**AIM OF THE EXERCISE:**
Give a verbatim copy of the lines below, minus the pictures.

**INFORMATION PROVIDED:**
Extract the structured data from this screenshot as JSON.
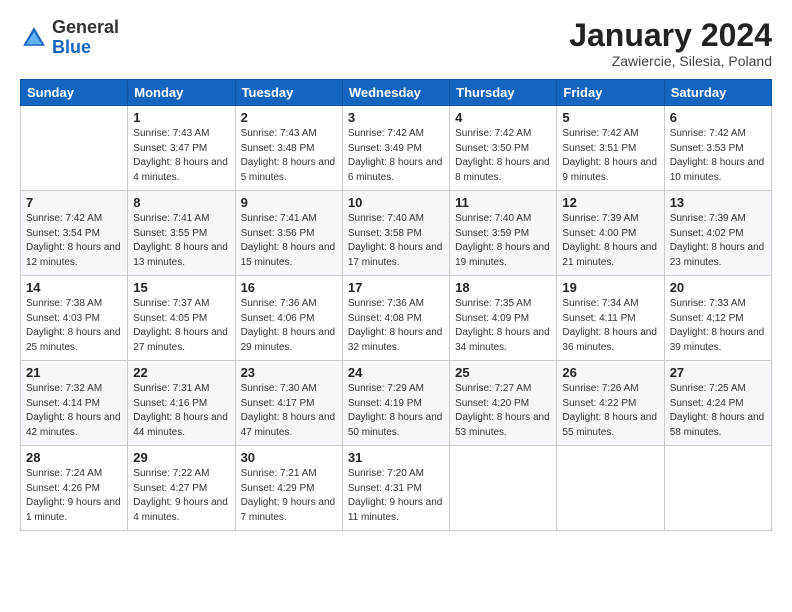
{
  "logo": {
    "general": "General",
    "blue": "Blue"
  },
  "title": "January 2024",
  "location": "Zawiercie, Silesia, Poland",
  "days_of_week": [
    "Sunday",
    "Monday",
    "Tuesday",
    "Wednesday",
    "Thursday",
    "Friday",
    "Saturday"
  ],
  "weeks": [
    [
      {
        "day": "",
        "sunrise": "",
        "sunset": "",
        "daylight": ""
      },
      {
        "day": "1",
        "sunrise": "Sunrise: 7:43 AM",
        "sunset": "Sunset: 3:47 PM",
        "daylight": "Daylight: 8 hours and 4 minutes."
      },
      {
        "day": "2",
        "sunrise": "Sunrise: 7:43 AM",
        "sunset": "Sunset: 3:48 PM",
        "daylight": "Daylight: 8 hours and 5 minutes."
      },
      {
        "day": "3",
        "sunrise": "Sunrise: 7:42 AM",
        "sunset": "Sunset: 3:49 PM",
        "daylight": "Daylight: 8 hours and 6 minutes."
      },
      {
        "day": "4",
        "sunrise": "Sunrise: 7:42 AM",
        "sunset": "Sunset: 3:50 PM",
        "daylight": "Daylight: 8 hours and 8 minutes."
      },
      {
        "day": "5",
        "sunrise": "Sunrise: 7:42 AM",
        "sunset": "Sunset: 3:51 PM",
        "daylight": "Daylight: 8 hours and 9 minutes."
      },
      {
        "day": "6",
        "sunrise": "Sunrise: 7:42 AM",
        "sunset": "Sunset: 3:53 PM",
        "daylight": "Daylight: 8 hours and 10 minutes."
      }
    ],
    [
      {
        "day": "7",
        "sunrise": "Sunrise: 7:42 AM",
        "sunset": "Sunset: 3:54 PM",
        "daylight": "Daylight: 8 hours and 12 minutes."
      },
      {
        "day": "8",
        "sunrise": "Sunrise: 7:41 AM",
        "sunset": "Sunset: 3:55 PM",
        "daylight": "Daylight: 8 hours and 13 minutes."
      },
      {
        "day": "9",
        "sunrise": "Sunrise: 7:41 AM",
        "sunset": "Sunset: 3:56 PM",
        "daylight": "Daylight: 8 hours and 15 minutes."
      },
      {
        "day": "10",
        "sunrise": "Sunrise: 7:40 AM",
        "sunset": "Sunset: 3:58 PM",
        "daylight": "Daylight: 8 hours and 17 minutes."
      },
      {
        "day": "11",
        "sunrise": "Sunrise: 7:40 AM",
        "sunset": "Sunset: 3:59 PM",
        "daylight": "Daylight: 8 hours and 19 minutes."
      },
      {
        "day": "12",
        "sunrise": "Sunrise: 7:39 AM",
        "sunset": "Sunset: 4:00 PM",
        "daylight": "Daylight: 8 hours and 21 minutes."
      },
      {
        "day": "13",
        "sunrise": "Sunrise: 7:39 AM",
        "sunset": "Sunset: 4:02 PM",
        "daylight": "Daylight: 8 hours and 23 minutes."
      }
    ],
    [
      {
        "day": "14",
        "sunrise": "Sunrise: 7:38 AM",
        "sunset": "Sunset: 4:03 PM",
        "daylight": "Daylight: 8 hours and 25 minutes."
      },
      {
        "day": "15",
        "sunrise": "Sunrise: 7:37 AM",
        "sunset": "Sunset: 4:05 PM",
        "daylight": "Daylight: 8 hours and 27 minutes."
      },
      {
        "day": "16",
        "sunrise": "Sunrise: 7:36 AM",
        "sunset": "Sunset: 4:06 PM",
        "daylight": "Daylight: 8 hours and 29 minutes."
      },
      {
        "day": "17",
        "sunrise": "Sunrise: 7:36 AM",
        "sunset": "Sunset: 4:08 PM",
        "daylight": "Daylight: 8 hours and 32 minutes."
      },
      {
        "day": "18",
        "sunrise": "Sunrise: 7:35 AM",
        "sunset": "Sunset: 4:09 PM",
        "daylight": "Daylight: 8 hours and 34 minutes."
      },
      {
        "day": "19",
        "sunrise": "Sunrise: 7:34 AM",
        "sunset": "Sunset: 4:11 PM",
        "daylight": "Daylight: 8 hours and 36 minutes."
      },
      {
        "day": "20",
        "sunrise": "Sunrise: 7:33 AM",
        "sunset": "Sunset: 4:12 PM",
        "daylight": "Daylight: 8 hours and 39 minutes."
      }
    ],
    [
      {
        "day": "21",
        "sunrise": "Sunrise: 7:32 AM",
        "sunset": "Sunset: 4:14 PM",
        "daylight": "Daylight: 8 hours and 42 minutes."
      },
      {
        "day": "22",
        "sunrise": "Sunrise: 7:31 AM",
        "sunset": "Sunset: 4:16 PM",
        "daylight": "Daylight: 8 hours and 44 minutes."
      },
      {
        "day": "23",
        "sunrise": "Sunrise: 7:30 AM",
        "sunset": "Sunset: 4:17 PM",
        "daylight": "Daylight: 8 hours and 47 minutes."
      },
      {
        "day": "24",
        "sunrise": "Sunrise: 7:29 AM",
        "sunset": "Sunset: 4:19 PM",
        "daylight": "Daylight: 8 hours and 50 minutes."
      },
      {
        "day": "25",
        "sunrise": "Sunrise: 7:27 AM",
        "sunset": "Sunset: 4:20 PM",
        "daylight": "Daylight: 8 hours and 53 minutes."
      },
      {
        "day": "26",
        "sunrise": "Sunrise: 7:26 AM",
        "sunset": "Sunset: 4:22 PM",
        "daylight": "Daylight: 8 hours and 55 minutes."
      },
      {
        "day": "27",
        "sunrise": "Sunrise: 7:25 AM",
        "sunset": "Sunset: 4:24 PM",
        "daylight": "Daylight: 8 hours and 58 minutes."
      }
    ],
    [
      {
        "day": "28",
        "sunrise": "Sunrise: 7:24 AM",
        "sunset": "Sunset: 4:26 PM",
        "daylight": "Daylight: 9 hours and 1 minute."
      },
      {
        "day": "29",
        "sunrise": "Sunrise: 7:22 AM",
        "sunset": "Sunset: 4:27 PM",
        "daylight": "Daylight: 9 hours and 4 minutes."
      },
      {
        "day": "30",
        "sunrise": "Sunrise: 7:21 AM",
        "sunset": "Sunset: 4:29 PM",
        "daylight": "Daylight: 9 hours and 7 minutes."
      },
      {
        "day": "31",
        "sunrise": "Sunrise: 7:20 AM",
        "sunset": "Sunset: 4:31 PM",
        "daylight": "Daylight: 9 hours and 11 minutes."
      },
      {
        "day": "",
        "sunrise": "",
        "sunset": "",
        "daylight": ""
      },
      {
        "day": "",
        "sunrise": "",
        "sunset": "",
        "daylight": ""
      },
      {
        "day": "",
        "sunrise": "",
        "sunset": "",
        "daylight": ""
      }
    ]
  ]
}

**WRITTEN ANSWER:**
Extract the structured data from this screenshot as JSON.
{
  "logo": {
    "general": "General",
    "blue": "Blue"
  },
  "title": "January 2024",
  "location": "Zawiercie, Silesia, Poland",
  "days_of_week": [
    "Sunday",
    "Monday",
    "Tuesday",
    "Wednesday",
    "Thursday",
    "Friday",
    "Saturday"
  ],
  "weeks": [
    [
      {
        "day": "",
        "sunrise": "",
        "sunset": "",
        "daylight": ""
      },
      {
        "day": "1",
        "sunrise": "Sunrise: 7:43 AM",
        "sunset": "Sunset: 3:47 PM",
        "daylight": "Daylight: 8 hours and 4 minutes."
      },
      {
        "day": "2",
        "sunrise": "Sunrise: 7:43 AM",
        "sunset": "Sunset: 3:48 PM",
        "daylight": "Daylight: 8 hours and 5 minutes."
      },
      {
        "day": "3",
        "sunrise": "Sunrise: 7:42 AM",
        "sunset": "Sunset: 3:49 PM",
        "daylight": "Daylight: 8 hours and 6 minutes."
      },
      {
        "day": "4",
        "sunrise": "Sunrise: 7:42 AM",
        "sunset": "Sunset: 3:50 PM",
        "daylight": "Daylight: 8 hours and 8 minutes."
      },
      {
        "day": "5",
        "sunrise": "Sunrise: 7:42 AM",
        "sunset": "Sunset: 3:51 PM",
        "daylight": "Daylight: 8 hours and 9 minutes."
      },
      {
        "day": "6",
        "sunrise": "Sunrise: 7:42 AM",
        "sunset": "Sunset: 3:53 PM",
        "daylight": "Daylight: 8 hours and 10 minutes."
      }
    ],
    [
      {
        "day": "7",
        "sunrise": "Sunrise: 7:42 AM",
        "sunset": "Sunset: 3:54 PM",
        "daylight": "Daylight: 8 hours and 12 minutes."
      },
      {
        "day": "8",
        "sunrise": "Sunrise: 7:41 AM",
        "sunset": "Sunset: 3:55 PM",
        "daylight": "Daylight: 8 hours and 13 minutes."
      },
      {
        "day": "9",
        "sunrise": "Sunrise: 7:41 AM",
        "sunset": "Sunset: 3:56 PM",
        "daylight": "Daylight: 8 hours and 15 minutes."
      },
      {
        "day": "10",
        "sunrise": "Sunrise: 7:40 AM",
        "sunset": "Sunset: 3:58 PM",
        "daylight": "Daylight: 8 hours and 17 minutes."
      },
      {
        "day": "11",
        "sunrise": "Sunrise: 7:40 AM",
        "sunset": "Sunset: 3:59 PM",
        "daylight": "Daylight: 8 hours and 19 minutes."
      },
      {
        "day": "12",
        "sunrise": "Sunrise: 7:39 AM",
        "sunset": "Sunset: 4:00 PM",
        "daylight": "Daylight: 8 hours and 21 minutes."
      },
      {
        "day": "13",
        "sunrise": "Sunrise: 7:39 AM",
        "sunset": "Sunset: 4:02 PM",
        "daylight": "Daylight: 8 hours and 23 minutes."
      }
    ],
    [
      {
        "day": "14",
        "sunrise": "Sunrise: 7:38 AM",
        "sunset": "Sunset: 4:03 PM",
        "daylight": "Daylight: 8 hours and 25 minutes."
      },
      {
        "day": "15",
        "sunrise": "Sunrise: 7:37 AM",
        "sunset": "Sunset: 4:05 PM",
        "daylight": "Daylight: 8 hours and 27 minutes."
      },
      {
        "day": "16",
        "sunrise": "Sunrise: 7:36 AM",
        "sunset": "Sunset: 4:06 PM",
        "daylight": "Daylight: 8 hours and 29 minutes."
      },
      {
        "day": "17",
        "sunrise": "Sunrise: 7:36 AM",
        "sunset": "Sunset: 4:08 PM",
        "daylight": "Daylight: 8 hours and 32 minutes."
      },
      {
        "day": "18",
        "sunrise": "Sunrise: 7:35 AM",
        "sunset": "Sunset: 4:09 PM",
        "daylight": "Daylight: 8 hours and 34 minutes."
      },
      {
        "day": "19",
        "sunrise": "Sunrise: 7:34 AM",
        "sunset": "Sunset: 4:11 PM",
        "daylight": "Daylight: 8 hours and 36 minutes."
      },
      {
        "day": "20",
        "sunrise": "Sunrise: 7:33 AM",
        "sunset": "Sunset: 4:12 PM",
        "daylight": "Daylight: 8 hours and 39 minutes."
      }
    ],
    [
      {
        "day": "21",
        "sunrise": "Sunrise: 7:32 AM",
        "sunset": "Sunset: 4:14 PM",
        "daylight": "Daylight: 8 hours and 42 minutes."
      },
      {
        "day": "22",
        "sunrise": "Sunrise: 7:31 AM",
        "sunset": "Sunset: 4:16 PM",
        "daylight": "Daylight: 8 hours and 44 minutes."
      },
      {
        "day": "23",
        "sunrise": "Sunrise: 7:30 AM",
        "sunset": "Sunset: 4:17 PM",
        "daylight": "Daylight: 8 hours and 47 minutes."
      },
      {
        "day": "24",
        "sunrise": "Sunrise: 7:29 AM",
        "sunset": "Sunset: 4:19 PM",
        "daylight": "Daylight: 8 hours and 50 minutes."
      },
      {
        "day": "25",
        "sunrise": "Sunrise: 7:27 AM",
        "sunset": "Sunset: 4:20 PM",
        "daylight": "Daylight: 8 hours and 53 minutes."
      },
      {
        "day": "26",
        "sunrise": "Sunrise: 7:26 AM",
        "sunset": "Sunset: 4:22 PM",
        "daylight": "Daylight: 8 hours and 55 minutes."
      },
      {
        "day": "27",
        "sunrise": "Sunrise: 7:25 AM",
        "sunset": "Sunset: 4:24 PM",
        "daylight": "Daylight: 8 hours and 58 minutes."
      }
    ],
    [
      {
        "day": "28",
        "sunrise": "Sunrise: 7:24 AM",
        "sunset": "Sunset: 4:26 PM",
        "daylight": "Daylight: 9 hours and 1 minute."
      },
      {
        "day": "29",
        "sunrise": "Sunrise: 7:22 AM",
        "sunset": "Sunset: 4:27 PM",
        "daylight": "Daylight: 9 hours and 4 minutes."
      },
      {
        "day": "30",
        "sunrise": "Sunrise: 7:21 AM",
        "sunset": "Sunset: 4:29 PM",
        "daylight": "Daylight: 9 hours and 7 minutes."
      },
      {
        "day": "31",
        "sunrise": "Sunrise: 7:20 AM",
        "sunset": "Sunset: 4:31 PM",
        "daylight": "Daylight: 9 hours and 11 minutes."
      },
      {
        "day": "",
        "sunrise": "",
        "sunset": "",
        "daylight": ""
      },
      {
        "day": "",
        "sunrise": "",
        "sunset": "",
        "daylight": ""
      },
      {
        "day": "",
        "sunrise": "",
        "sunset": "",
        "daylight": ""
      }
    ]
  ]
}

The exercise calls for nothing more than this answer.